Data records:
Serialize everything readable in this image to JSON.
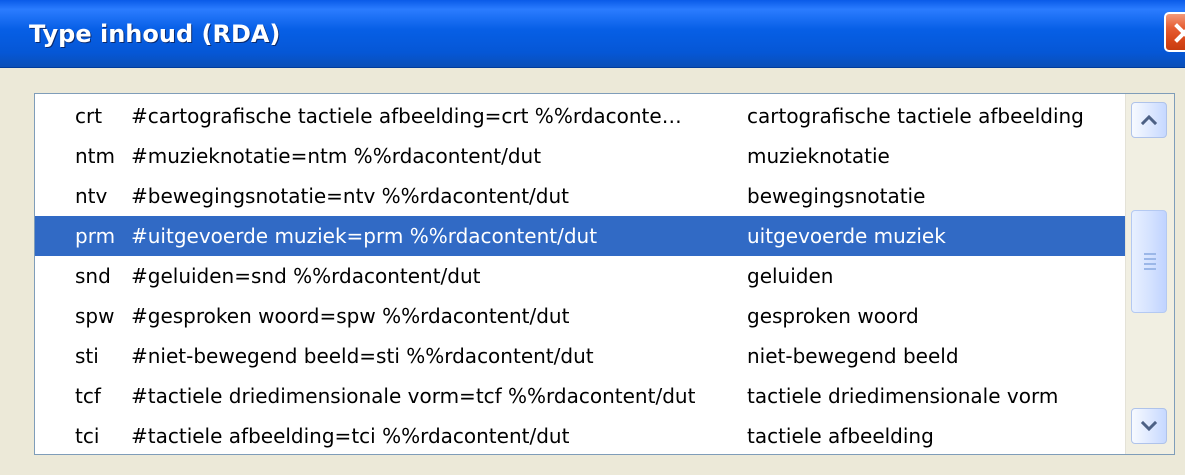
{
  "window": {
    "title": "Type inhoud (RDA)",
    "colors": {
      "titlebar": "#0A5BE8",
      "window_background": "#ECE9D8",
      "list_background": "#FFFFFF",
      "selection": "#316AC5",
      "close_button": "#D94719"
    },
    "icons": {
      "close": "close-icon",
      "scroll_up": "chevron-up-icon",
      "scroll_down": "chevron-down-icon",
      "scroll_grip": "scroll-grip-icon"
    }
  },
  "list": {
    "items": [
      {
        "code": "crt",
        "expression": "#cartografische tactiele afbeelding=crt %%rdaconte…",
        "label": "cartografische tactiele afbeelding",
        "selected": false
      },
      {
        "code": "ntm",
        "expression": "#muzieknotatie=ntm %%rdacontent/dut",
        "label": "muzieknotatie",
        "selected": false
      },
      {
        "code": "ntv",
        "expression": "#bewegingsnotatie=ntv %%rdacontent/dut",
        "label": "bewegingsnotatie",
        "selected": false
      },
      {
        "code": "prm",
        "expression": "#uitgevoerde muziek=prm %%rdacontent/dut",
        "label": "uitgevoerde muziek",
        "selected": true
      },
      {
        "code": "snd",
        "expression": "#geluiden=snd %%rdacontent/dut",
        "label": "geluiden",
        "selected": false
      },
      {
        "code": "spw",
        "expression": "#gesproken woord=spw %%rdacontent/dut",
        "label": "gesproken woord",
        "selected": false
      },
      {
        "code": "sti",
        "expression": "#niet-bewegend beeld=sti %%rdacontent/dut",
        "label": "niet-bewegend beeld",
        "selected": false
      },
      {
        "code": "tcf",
        "expression": "#tactiele driedimensionale vorm=tcf %%rdacontent/dut",
        "label": "tactiele driedimensionale vorm",
        "selected": false
      },
      {
        "code": "tci",
        "expression": "#tactiele afbeelding=tci %%rdacontent/dut",
        "label": "tactiele afbeelding",
        "selected": false
      }
    ]
  }
}
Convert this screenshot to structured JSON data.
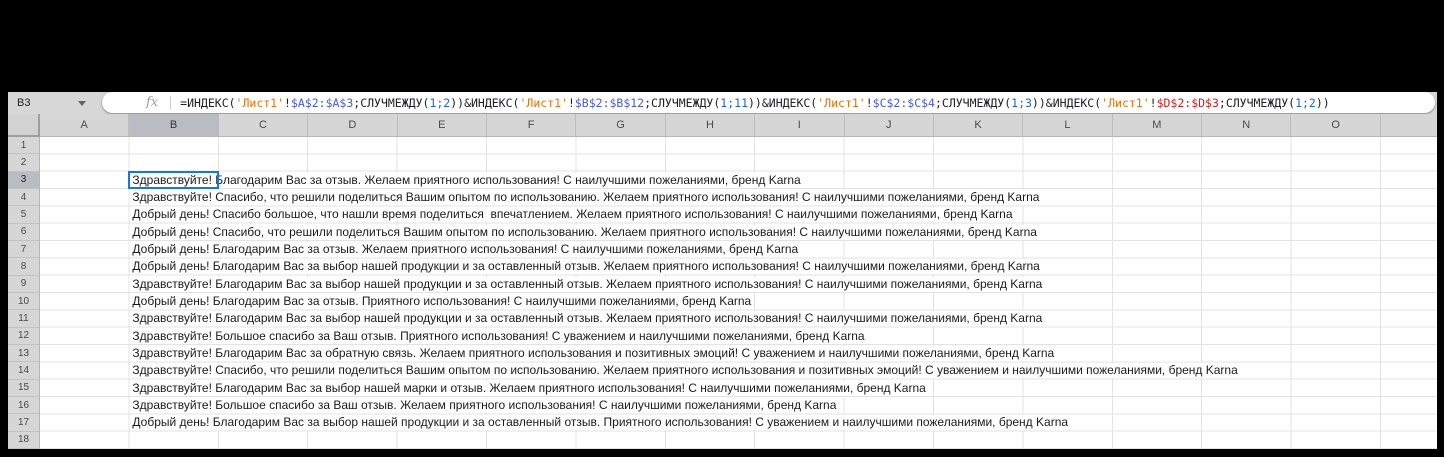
{
  "name_box": {
    "value": "B3"
  },
  "formula_bar": {
    "fx_label": "fx",
    "segments": [
      {
        "t": "=ИНДЕКС(",
        "c": "d"
      },
      {
        "t": "'Лист1'",
        "c": "s"
      },
      {
        "t": "!",
        "c": "d"
      },
      {
        "t": "$A$2:$A$3",
        "c": "r"
      },
      {
        "t": ";СЛУЧМЕЖДУ(",
        "c": "d"
      },
      {
        "t": "1;2",
        "c": "n"
      },
      {
        "t": "))&ИНДЕКС(",
        "c": "d"
      },
      {
        "t": "'Лист1'",
        "c": "s"
      },
      {
        "t": "!",
        "c": "d"
      },
      {
        "t": "$B$2:$B$12",
        "c": "r"
      },
      {
        "t": ";СЛУЧМЕЖДУ(",
        "c": "d"
      },
      {
        "t": "1;11",
        "c": "n"
      },
      {
        "t": "))&ИНДЕКС(",
        "c": "d"
      },
      {
        "t": "'Лист1'",
        "c": "s"
      },
      {
        "t": "!",
        "c": "d"
      },
      {
        "t": "$C$2:$C$4",
        "c": "r"
      },
      {
        "t": ";СЛУЧМЕЖДУ(",
        "c": "d"
      },
      {
        "t": "1;3",
        "c": "n"
      },
      {
        "t": "))&ИНДЕКС(",
        "c": "d"
      },
      {
        "t": "'Лист1'",
        "c": "s"
      },
      {
        "t": "!",
        "c": "d"
      },
      {
        "t": "$D$2:$D$3",
        "c": "r2"
      },
      {
        "t": ";СЛУЧМЕЖДУ(",
        "c": "d"
      },
      {
        "t": "1;2",
        "c": "n"
      },
      {
        "t": "))",
        "c": "d"
      }
    ]
  },
  "colors": {
    "d": "#202124",
    "s": "#e8710a",
    "r": "#4a5bd0",
    "r2": "#c5221f",
    "n": "#1967d2",
    "selection": "#1a73e8"
  },
  "grid": {
    "column_headers": [
      "A",
      "B",
      "C",
      "D",
      "E",
      "F",
      "G",
      "H",
      "I",
      "J",
      "K",
      "L",
      "M",
      "N",
      "O"
    ],
    "selected_column": "B",
    "selected_row": 3,
    "rows": [
      {
        "num": "1",
        "text": ""
      },
      {
        "num": "2",
        "text": ""
      },
      {
        "num": "3",
        "text": "Здравствуйте! Благодарим Вас за отзыв. Желаем приятного использования! С наилучшими пожеланиями, бренд Karna"
      },
      {
        "num": "4",
        "text": "Здравствуйте! Спасибо, что решили поделиться Вашим опытом по использованию. Желаем приятного использования! С наилучшими пожеланиями, бренд Karna"
      },
      {
        "num": "5",
        "text": "Добрый день! Спасибо большое, что нашли время поделиться  впечатлением. Желаем приятного использования! С наилучшими пожеланиями, бренд Karna"
      },
      {
        "num": "6",
        "text": "Добрый день! Спасибо, что решили поделиться Вашим опытом по использованию. Желаем приятного использования! С наилучшими пожеланиями, бренд Karna"
      },
      {
        "num": "7",
        "text": "Добрый день! Благодарим Вас за отзыв. Желаем приятного использования! С наилучшими пожеланиями, бренд Karna"
      },
      {
        "num": "8",
        "text": "Добрый день! Благодарим Вас за выбор нашей продукции и за оставленный отзыв. Желаем приятного использования! С наилучшими пожеланиями, бренд Karna"
      },
      {
        "num": "9",
        "text": "Здравствуйте! Благодарим Вас за выбор нашей продукции и за оставленный отзыв. Желаем приятного использования! С наилучшими пожеланиями, бренд Karna"
      },
      {
        "num": "10",
        "text": "Добрый день! Благодарим Вас за отзыв. Приятного использования! С наилучшими пожеланиями, бренд Karna"
      },
      {
        "num": "11",
        "text": "Здравствуйте! Благодарим Вас за выбор нашей продукции и за оставленный отзыв. Желаем приятного использования! С наилучшими пожеланиями, бренд Karna"
      },
      {
        "num": "12",
        "text": "Здравствуйте! Большое спасибо за Ваш отзыв. Приятного использования! С уважением и наилучшими пожеланиями, бренд Karna"
      },
      {
        "num": "13",
        "text": "Здравствуйте! Благодарим Вас за обратную связь. Желаем приятного использования и позитивных эмоций! С уважением и наилучшими пожеланиями, бренд Karna"
      },
      {
        "num": "14",
        "text": "Здравствуйте! Спасибо, что решили поделиться Вашим опытом по использованию. Желаем приятного использования и позитивных эмоций! С уважением и наилучшими пожеланиями, бренд Karna"
      },
      {
        "num": "15",
        "text": "Здравствуйте! Благодарим Вас за выбор нашей марки и отзыв. Желаем приятного использования! С наилучшими пожеланиями, бренд Karna"
      },
      {
        "num": "16",
        "text": "Здравствуйте! Большое спасибо за Ваш отзыв. Желаем приятного использования! С наилучшими пожеланиями, бренд Karna"
      },
      {
        "num": "17",
        "text": "Добрый день! Благодарим Вас за выбор нашей продукции и за оставленный отзыв. Приятного использования! С уважением и наилучшими пожеланиями, бренд Karna"
      },
      {
        "num": "18",
        "text": ""
      }
    ]
  }
}
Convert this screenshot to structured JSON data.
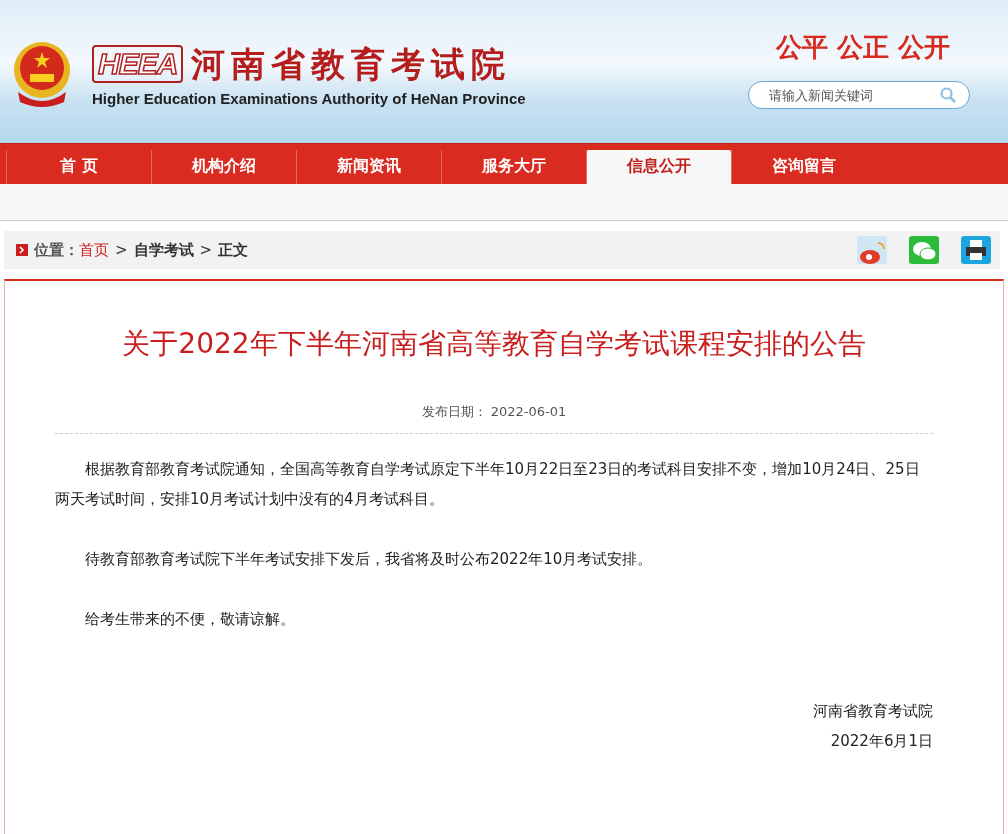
{
  "header": {
    "logo_mark": "HEEA",
    "title": "河南省教育考试院",
    "subtitle": "Higher Education Examinations Authority of HeNan Province",
    "slogan": "公平 公正 公开",
    "search": {
      "placeholder": "请输入新闻关键词"
    }
  },
  "nav": [
    {
      "label": "首 页",
      "selected": false
    },
    {
      "label": "机构介绍",
      "selected": false
    },
    {
      "label": "新闻资讯",
      "selected": false
    },
    {
      "label": "服务大厅",
      "selected": false
    },
    {
      "label": "信息公开",
      "selected": true
    },
    {
      "label": "咨询留言",
      "selected": false
    }
  ],
  "breadcrumb": {
    "prefix": "位置：",
    "items": [
      {
        "label": "首页",
        "kind": "link"
      },
      {
        "label": "自学考试",
        "kind": "plain"
      },
      {
        "label": "正文",
        "kind": "plain"
      }
    ],
    "separator": ">"
  },
  "article": {
    "title": "关于2022年下半年河南省高等教育自学考试课程安排的公告",
    "date_label": "发布日期：",
    "date": "2022-06-01",
    "paragraphs": [
      "根据教育部教育考试院通知，全国高等教育自学考试原定下半年10月22日至23日的考试科目安排不变，增加10月24日、25日两天考试时间，安排10月考试计划中没有的4月考试科目。",
      "待教育部教育考试院下半年考试安排下发后，我省将及时公布2022年10月考试安排。",
      "给考生带来的不便，敬请谅解。"
    ],
    "signature": [
      "河南省教育考试院",
      "2022年6月1日"
    ]
  }
}
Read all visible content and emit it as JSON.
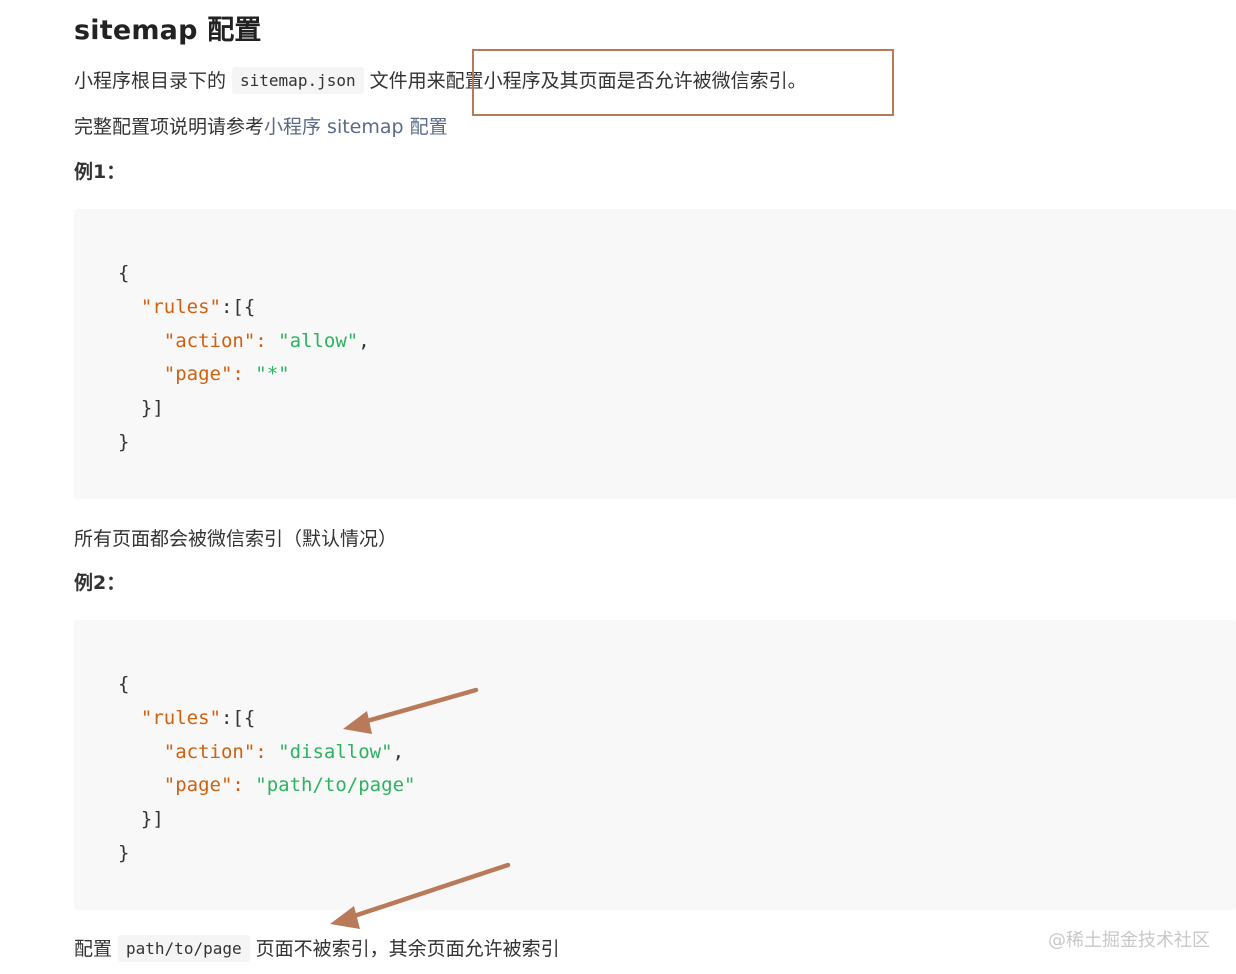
{
  "heading": "sitemap 配置",
  "intro": {
    "before": "小程序根目录下的",
    "code": "sitemap.json",
    "after": "文件用来配置小程序及其页面是否允许被微信索引。"
  },
  "ref": {
    "text": "完整配置项说明请参考",
    "link": "小程序 sitemap 配置"
  },
  "example1": {
    "label": "例1：",
    "caption": "所有页面都会被微信索引（默认情况）",
    "code": {
      "open": "{",
      "rules_key": "\"rules\"",
      "rules_open": ":[{",
      "action_key": "\"action\"",
      "action_colon": ": ",
      "action_value": "\"allow\"",
      "action_comma": ",",
      "page_key": "\"page\"",
      "page_colon": ": ",
      "page_value": "\"*\"",
      "rules_close": "}]",
      "close": "}"
    }
  },
  "example2": {
    "label": "例2：",
    "caption": {
      "before": "配置",
      "code": "path/to/page",
      "after": "页面不被索引，其余页面允许被索引"
    },
    "code": {
      "open": "{",
      "rules_key": "\"rules\"",
      "rules_open": ":[{",
      "action_key": "\"action\"",
      "action_colon": ": ",
      "action_value": "\"disallow\"",
      "action_comma": ",",
      "page_key": "\"page\"",
      "page_colon": ": ",
      "page_value": "\"path/to/page\"",
      "rules_close": "}]",
      "close": "}"
    }
  },
  "watermark": "@稀土掘金技术社区",
  "colors": {
    "json_key": "#d1600f",
    "json_string": "#2db35f",
    "annotation": "#b87a58",
    "link": "#5a6b86"
  }
}
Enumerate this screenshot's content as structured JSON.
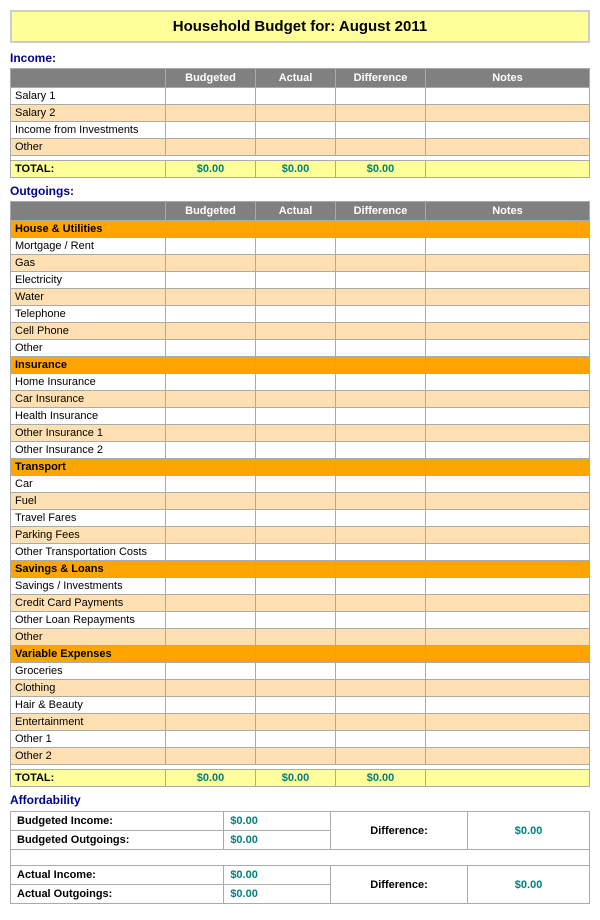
{
  "title": {
    "prefix": "Household Budget for:",
    "month": "August 2011",
    "full": "Household Budget for:   August 2011"
  },
  "income": {
    "section_label": "Income:",
    "columns": [
      "",
      "Budgeted",
      "Actual",
      "Difference",
      "Notes"
    ],
    "rows": [
      {
        "label": "Salary 1",
        "budgeted": "",
        "actual": "",
        "diff": "",
        "notes": ""
      },
      {
        "label": "Salary 2",
        "budgeted": "",
        "actual": "",
        "diff": "",
        "notes": ""
      },
      {
        "label": "Income from Investments",
        "budgeted": "",
        "actual": "",
        "diff": "",
        "notes": ""
      },
      {
        "label": "Other",
        "budgeted": "",
        "actual": "",
        "diff": "",
        "notes": ""
      }
    ],
    "total_label": "TOTAL:",
    "total_budgeted": "$0.00",
    "total_actual": "$0.00",
    "total_diff": "$0.00"
  },
  "outgoings": {
    "section_label": "Outgoings:",
    "columns": [
      "",
      "Budgeted",
      "Actual",
      "Difference",
      "Notes"
    ],
    "groups": [
      {
        "header": "House & Utilities",
        "rows": [
          "Mortgage / Rent",
          "Gas",
          "Electricity",
          "Water",
          "Telephone",
          "Cell Phone",
          "Other"
        ]
      },
      {
        "header": "Insurance",
        "rows": [
          "Home Insurance",
          "Car Insurance",
          "Health Insurance",
          "Other Insurance 1",
          "Other Insurance 2"
        ]
      },
      {
        "header": "Transport",
        "rows": [
          "Car",
          "Fuel",
          "Travel Fares",
          "Parking Fees",
          "Other Transportation Costs"
        ]
      },
      {
        "header": "Savings & Loans",
        "rows": [
          "Savings / Investments",
          "Credit Card Payments",
          "Other Loan Repayments",
          "Other"
        ]
      },
      {
        "header": "Variable Expenses",
        "rows": [
          "Groceries",
          "Clothing",
          "Hair & Beauty",
          "Entertainment",
          "Other 1",
          "Other 2"
        ]
      }
    ],
    "total_label": "TOTAL:",
    "total_budgeted": "$0.00",
    "total_actual": "$0.00",
    "total_diff": "$0.00"
  },
  "affordability": {
    "section_label": "Affordability",
    "budgeted_income_label": "Budgeted Income:",
    "budgeted_income_value": "$0.00",
    "budgeted_outgoings_label": "Budgeted Outgoings:",
    "budgeted_outgoings_value": "$0.00",
    "budgeted_diff_label": "Difference:",
    "budgeted_diff_value": "$0.00",
    "actual_income_label": "Actual Income:",
    "actual_income_value": "$0.00",
    "actual_outgoings_label": "Actual Outgoings:",
    "actual_outgoings_value": "$0.00",
    "actual_diff_label": "Difference:",
    "actual_diff_value": "$0.00"
  }
}
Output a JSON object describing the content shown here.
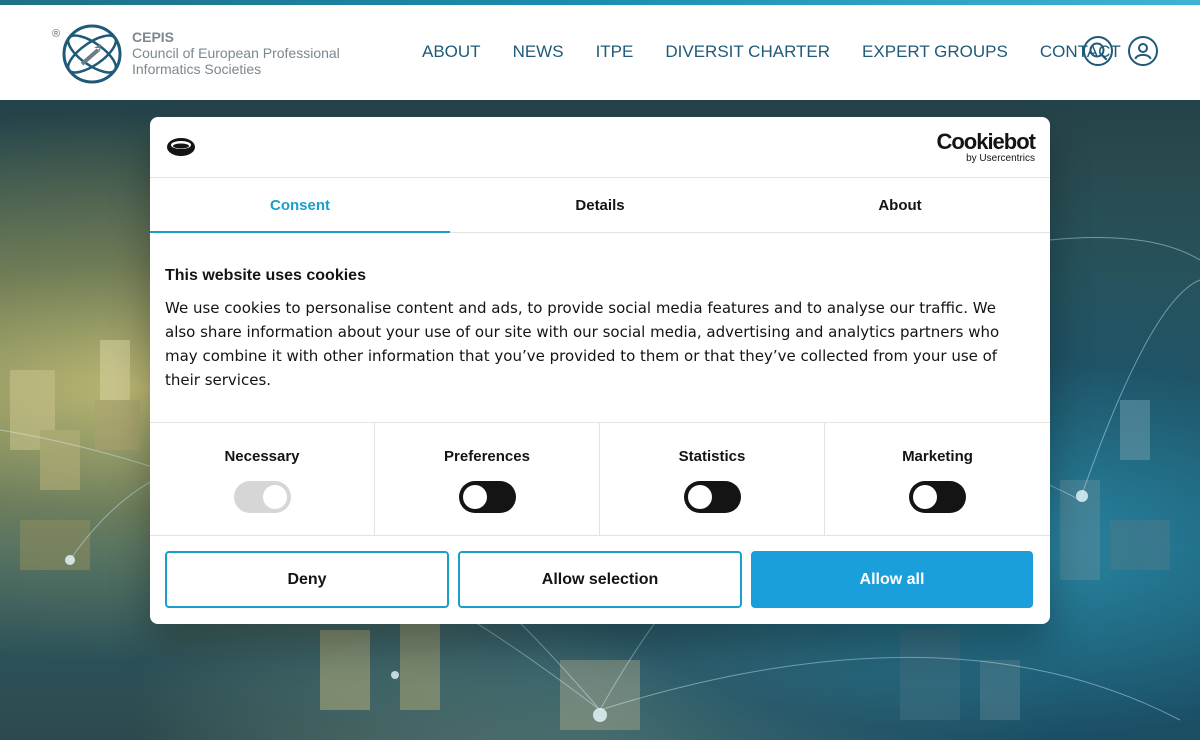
{
  "site": {
    "logo": {
      "registered_mark": "®",
      "title": "CEPIS",
      "subtitle_line1": "Council of European Professional",
      "subtitle_line2": "Informatics Societies"
    },
    "nav": [
      {
        "label": "ABOUT"
      },
      {
        "label": "NEWS"
      },
      {
        "label": "ITPE"
      },
      {
        "label": "DIVERSIT CHARTER"
      },
      {
        "label": "EXPERT GROUPS"
      },
      {
        "label": "CONTACT"
      }
    ],
    "icons": {
      "search": "search-icon",
      "account": "user-icon"
    },
    "colors": {
      "nav_text": "#1f5a78",
      "accent_bar": "#1a8fb0"
    }
  },
  "dialog": {
    "brand": {
      "name": "Cookiebot",
      "by": "by Usercentrics"
    },
    "tabs": [
      {
        "label": "Consent",
        "active": true
      },
      {
        "label": "Details",
        "active": false
      },
      {
        "label": "About",
        "active": false
      }
    ],
    "title": "This website uses cookies",
    "body": "We use cookies to personalise content and ads, to provide social media features and to analyse our traffic. We also share information about your use of our site with our social media, advertising and analytics partners who may combine it with other information that you’ve provided to them or that they’ve collected from your use of their services.",
    "categories": [
      {
        "label": "Necessary",
        "enabled": true,
        "disabled": true
      },
      {
        "label": "Preferences",
        "enabled": false,
        "disabled": false
      },
      {
        "label": "Statistics",
        "enabled": false,
        "disabled": false
      },
      {
        "label": "Marketing",
        "enabled": false,
        "disabled": false
      }
    ],
    "buttons": {
      "deny": "Deny",
      "allow_selection": "Allow selection",
      "allow_all": "Allow all"
    },
    "colors": {
      "accent": "#1a9fcd",
      "primary_button": "#1a9fdb",
      "toggle_off": "#141414",
      "toggle_disabled": "#d6d6d6"
    }
  }
}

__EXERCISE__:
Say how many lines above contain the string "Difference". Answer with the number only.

__RESULT BELOW__:
4